### EXERCISE DETAILS
Repeat the listing below exactly. Pictures do not belong in the copy.

Segment Start: MATERIAL FOR THIS TASK

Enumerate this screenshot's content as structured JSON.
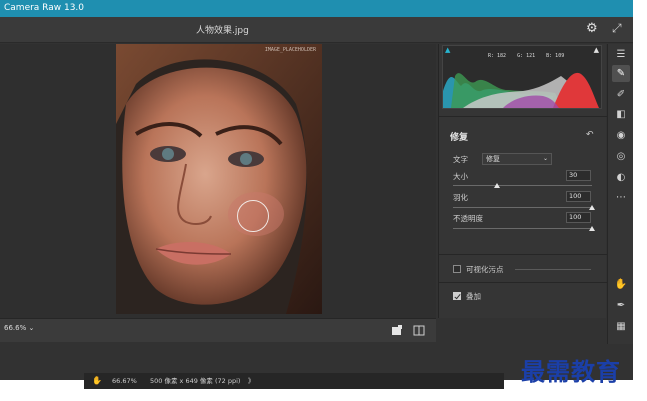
{
  "app": {
    "title": "Camera Raw 13.0"
  },
  "file": {
    "name": "人物效果.jpg"
  },
  "photo": {
    "tag": "IMAGE_PLACEHOLDER"
  },
  "histogram": {
    "r_label": "R: 182",
    "g_label": "G: 121",
    "b_label": "B: 109"
  },
  "panel": {
    "title": "修复",
    "type_label": "文字",
    "type_value": "修复",
    "size_label": "大小",
    "size_value": "30",
    "size_level": 0.3,
    "feather_label": "羽化",
    "feather_value": "100",
    "feather_level": 1.0,
    "opacity_label": "不透明度",
    "opacity_value": "100",
    "opacity_level": 1.0,
    "visualize_label": "可视化污点",
    "visualize_checked": false,
    "overlay_label": "叠加",
    "overlay_checked": true
  },
  "bottom": {
    "zoom": "66.6%"
  },
  "status": {
    "zoom": "66.67%",
    "size": "500 像素 x 649 像素 (72 ppi)",
    "more": "》"
  },
  "watermark": "最需教育",
  "colors": {
    "titlebar": "#1f8fb0",
    "accent": "#27b5d0",
    "watermark": "#1b3fa8"
  },
  "tools": [
    "sliders-icon",
    "crop-icon",
    "healing-brush-icon",
    "adjust-brush-icon",
    "gradient-icon",
    "radial-icon",
    "redeye-icon",
    "presets-icon",
    "more-icon"
  ]
}
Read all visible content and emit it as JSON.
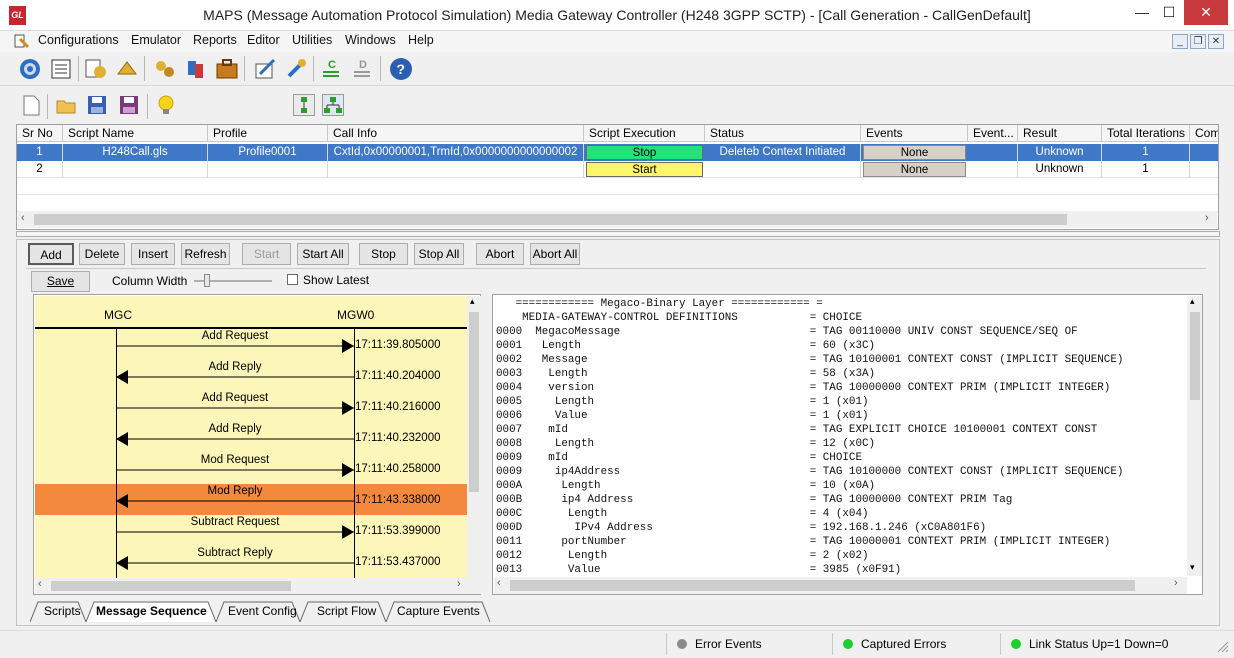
{
  "window": {
    "title": "MAPS (Message Automation Protocol Simulation) Media Gateway Controller (H248 3GPP SCTP) - [Call Generation  - CallGenDefault]",
    "logo_text": "GL",
    "minimize": "—",
    "maximize": "☐",
    "close": "✕"
  },
  "menu": [
    "Configurations",
    "Emulator",
    "Reports",
    "Editor",
    "Utilities",
    "Windows",
    "Help"
  ],
  "mdi": {
    "min": "_",
    "restore": "❐",
    "close": "✕"
  },
  "grid": {
    "headers": [
      "Sr No",
      "Script Name",
      "Profile",
      "Call Info",
      "Script Execution",
      "Status",
      "Events",
      "Event...",
      "Result",
      "Total Iterations",
      "Com"
    ],
    "rows": [
      {
        "sr": "1",
        "script": "H248Call.gls",
        "profile": "Profile0001",
        "callinfo": "CxtId,0x00000001,TrmId,0x0000000000000002",
        "exec": "Stop",
        "status": "Deleteb Context Initiated",
        "events": "None",
        "result": "Unknown",
        "iterations": "1"
      },
      {
        "sr": "2",
        "script": "",
        "profile": "",
        "callinfo": "",
        "exec": "Start",
        "status": "",
        "events": "None",
        "result": "Unknown",
        "iterations": "1"
      }
    ]
  },
  "buttons": {
    "add": "Add",
    "delete": "Delete",
    "insert": "Insert",
    "refresh": "Refresh",
    "start": "Start",
    "start_all": "Start All",
    "stop": "Stop",
    "stop_all": "Stop All",
    "abort": "Abort",
    "abort_all": "Abort All"
  },
  "seq_toolbar": {
    "save": "Save",
    "column_width": "Column Width",
    "show_latest": "Show Latest"
  },
  "sequence": {
    "left_entity": "MGC",
    "right_entity": "MGW0",
    "messages": [
      {
        "label": "Add Request",
        "time": "17:11:39.805000",
        "dir": "right"
      },
      {
        "label": "Add Reply",
        "time": "17:11:40.204000",
        "dir": "left"
      },
      {
        "label": "Add Request",
        "time": "17:11:40.216000",
        "dir": "right"
      },
      {
        "label": "Add Reply",
        "time": "17:11:40.232000",
        "dir": "left"
      },
      {
        "label": "Mod Request",
        "time": "17:11:40.258000",
        "dir": "right"
      },
      {
        "label": "Mod Reply",
        "time": "17:11:43.338000",
        "dir": "left",
        "highlight": true
      },
      {
        "label": "Subtract Request",
        "time": "17:11:53.399000",
        "dir": "right"
      },
      {
        "label": "Subtract Reply",
        "time": "17:11:53.437000",
        "dir": "left"
      }
    ]
  },
  "decode_lines": [
    "   ============ Megaco-Binary Layer ============ =",
    "    MEDIA-GATEWAY-CONTROL DEFINITIONS           = CHOICE",
    "0000  MegacoMessage                             = TAG 00110000 UNIV CONST SEQUENCE/SEQ OF",
    "0001   Length                                   = 60 (x3C)",
    "0002   Message                                  = TAG 10100001 CONTEXT CONST (IMPLICIT SEQUENCE)",
    "0003    Length                                  = 58 (x3A)",
    "0004    version                                 = TAG 10000000 CONTEXT PRIM (IMPLICIT INTEGER)",
    "0005     Length                                 = 1 (x01)",
    "0006     Value                                  = 1 (x01)",
    "0007    mId                                     = TAG EXPLICIT CHOICE 10100001 CONTEXT CONST",
    "0008     Length                                 = 12 (x0C)",
    "0009    mId                                     = CHOICE",
    "0009     ip4Address                             = TAG 10100000 CONTEXT CONST (IMPLICIT SEQUENCE)",
    "000A      Length                                = 10 (x0A)",
    "000B      ip4 Address                           = TAG 10000000 CONTEXT PRIM Tag",
    "000C       Length                               = 4 (x04)",
    "000D        IPv4 Address                        = 192.168.1.246 (xC0A801F6)",
    "0011      portNumber                            = TAG 10000001 CONTEXT PRIM (IMPLICIT INTEGER)",
    "0012       Length                               = 2 (x02)",
    "0013       Value                                = 3985 (x0F91)"
  ],
  "tabs": [
    {
      "label": "Scripts",
      "active": false
    },
    {
      "label": "Message Sequence",
      "active": true
    },
    {
      "label": "Event Config",
      "active": false
    },
    {
      "label": "Script Flow",
      "active": false
    },
    {
      "label": "Capture Events",
      "active": false
    }
  ],
  "status": {
    "error_events": "Error Events",
    "captured_errors": "Captured Errors",
    "link_status": "Link Status Up=1 Down=0"
  },
  "colors": {
    "selection": "#3f78c6",
    "stop_green": "#24e27a",
    "start_yellow": "#fdf56a",
    "seq_bg": "#fcf6b8",
    "seq_highlight": "#f2893d",
    "led_green": "#1bd12d",
    "led_gray": "#8a8a8a"
  }
}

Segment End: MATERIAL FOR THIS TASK

### TASK RESPONSE
Enumerate this screenshot's content as structured JSON.
{
  "app": {
    "title": "Camera Raw 13.0"
  },
  "file": {
    "name": "人物效果.jpg"
  },
  "photo": {
    "tag": "IMAGE_PLACEHOLDER"
  },
  "histogram": {
    "r_label": "R: 182",
    "g_label": "G: 121",
    "b_label": "B: 109"
  },
  "panel": {
    "title": "修复",
    "type_label": "文字",
    "type_value": "修复",
    "size_label": "大小",
    "size_value": "30",
    "size_level": 0.3,
    "feather_label": "羽化",
    "feather_value": "100",
    "feather_level": 1.0,
    "opacity_label": "不透明度",
    "opacity_value": "100",
    "opacity_level": 1.0,
    "visualize_label": "可视化污点",
    "visualize_checked": false,
    "overlay_label": "叠加",
    "overlay_checked": true
  },
  "bottom": {
    "zoom": "66.6%"
  },
  "status": {
    "zoom": "66.67%",
    "size": "500 像素 x 649 像素 (72 ppi)",
    "more": "》"
  },
  "watermark": "最需教育",
  "colors": {
    "titlebar": "#1f8fb0",
    "accent": "#27b5d0",
    "watermark": "#1b3fa8"
  },
  "tools": [
    "sliders-icon",
    "crop-icon",
    "healing-brush-icon",
    "adjust-brush-icon",
    "gradient-icon",
    "radial-icon",
    "redeye-icon",
    "presets-icon",
    "more-icon"
  ]
}
Read all visible content and emit it as JSON.
{
  "window": {
    "title": "MAPS (Message Automation Protocol Simulation) Media Gateway Controller (H248 3GPP SCTP) - [Call Generation  - CallGenDefault]",
    "logo_text": "GL",
    "minimize": "—",
    "maximize": "☐",
    "close": "✕"
  },
  "menu": [
    "Configurations",
    "Emulator",
    "Reports",
    "Editor",
    "Utilities",
    "Windows",
    "Help"
  ],
  "mdi": {
    "min": "_",
    "restore": "❐",
    "close": "✕"
  },
  "grid": {
    "headers": [
      "Sr No",
      "Script Name",
      "Profile",
      "Call Info",
      "Script Execution",
      "Status",
      "Events",
      "Event...",
      "Result",
      "Total Iterations",
      "Com"
    ],
    "rows": [
      {
        "sr": "1",
        "script": "H248Call.gls",
        "profile": "Profile0001",
        "callinfo": "CxtId,0x00000001,TrmId,0x0000000000000002",
        "exec": "Stop",
        "status": "Deleteb Context Initiated",
        "events": "None",
        "result": "Unknown",
        "iterations": "1"
      },
      {
        "sr": "2",
        "script": "",
        "profile": "",
        "callinfo": "",
        "exec": "Start",
        "status": "",
        "events": "None",
        "result": "Unknown",
        "iterations": "1"
      }
    ]
  },
  "buttons": {
    "add": "Add",
    "delete": "Delete",
    "insert": "Insert",
    "refresh": "Refresh",
    "start": "Start",
    "start_all": "Start All",
    "stop": "Stop",
    "stop_all": "Stop All",
    "abort": "Abort",
    "abort_all": "Abort All"
  },
  "seq_toolbar": {
    "save": "Save",
    "column_width": "Column Width",
    "show_latest": "Show Latest"
  },
  "sequence": {
    "left_entity": "MGC",
    "right_entity": "MGW0",
    "messages": [
      {
        "label": "Add Request",
        "time": "17:11:39.805000",
        "dir": "right"
      },
      {
        "label": "Add Reply",
        "time": "17:11:40.204000",
        "dir": "left"
      },
      {
        "label": "Add Request",
        "time": "17:11:40.216000",
        "dir": "right"
      },
      {
        "label": "Add Reply",
        "time": "17:11:40.232000",
        "dir": "left"
      },
      {
        "label": "Mod Request",
        "time": "17:11:40.258000",
        "dir": "right"
      },
      {
        "label": "Mod Reply",
        "time": "17:11:43.338000",
        "dir": "left",
        "highlight": true
      },
      {
        "label": "Subtract Request",
        "time": "17:11:53.399000",
        "dir": "right"
      },
      {
        "label": "Subtract Reply",
        "time": "17:11:53.437000",
        "dir": "left"
      }
    ]
  },
  "decode_lines": [
    "   ============ Megaco-Binary Layer ============ =",
    "    MEDIA-GATEWAY-CONTROL DEFINITIONS           = CHOICE",
    "0000  MegacoMessage                             = TAG 00110000 UNIV CONST SEQUENCE/SEQ OF",
    "0001   Length                                   = 60 (x3C)",
    "0002   Message                                  = TAG 10100001 CONTEXT CONST (IMPLICIT SEQUENCE)",
    "0003    Length                                  = 58 (x3A)",
    "0004    version                                 = TAG 10000000 CONTEXT PRIM (IMPLICIT INTEGER)",
    "0005     Length                                 = 1 (x01)",
    "0006     Value                                  = 1 (x01)",
    "0007    mId                                     = TAG EXPLICIT CHOICE 10100001 CONTEXT CONST",
    "0008     Length                                 = 12 (x0C)",
    "0009    mId                                     = CHOICE",
    "0009     ip4Address                             = TAG 10100000 CONTEXT CONST (IMPLICIT SEQUENCE)",
    "000A      Length                                = 10 (x0A)",
    "000B      ip4 Address                           = TAG 10000000 CONTEXT PRIM Tag",
    "000C       Length                               = 4 (x04)",
    "000D        IPv4 Address                        = 192.168.1.246 (xC0A801F6)",
    "0011      portNumber                            = TAG 10000001 CONTEXT PRIM (IMPLICIT INTEGER)",
    "0012       Length                               = 2 (x02)",
    "0013       Value                                = 3985 (x0F91)"
  ],
  "tabs": [
    {
      "label": "Scripts",
      "active": false
    },
    {
      "label": "Message Sequence",
      "active": true
    },
    {
      "label": "Event Config",
      "active": false
    },
    {
      "label": "Script Flow",
      "active": false
    },
    {
      "label": "Capture Events",
      "active": false
    }
  ],
  "status": {
    "error_events": "Error Events",
    "captured_errors": "Captured Errors",
    "link_status": "Link Status Up=1 Down=0"
  },
  "colors": {
    "selection": "#3f78c6",
    "stop_green": "#24e27a",
    "start_yellow": "#fdf56a",
    "seq_bg": "#fcf6b8",
    "seq_highlight": "#f2893d",
    "led_green": "#1bd12d",
    "led_gray": "#8a8a8a"
  }
}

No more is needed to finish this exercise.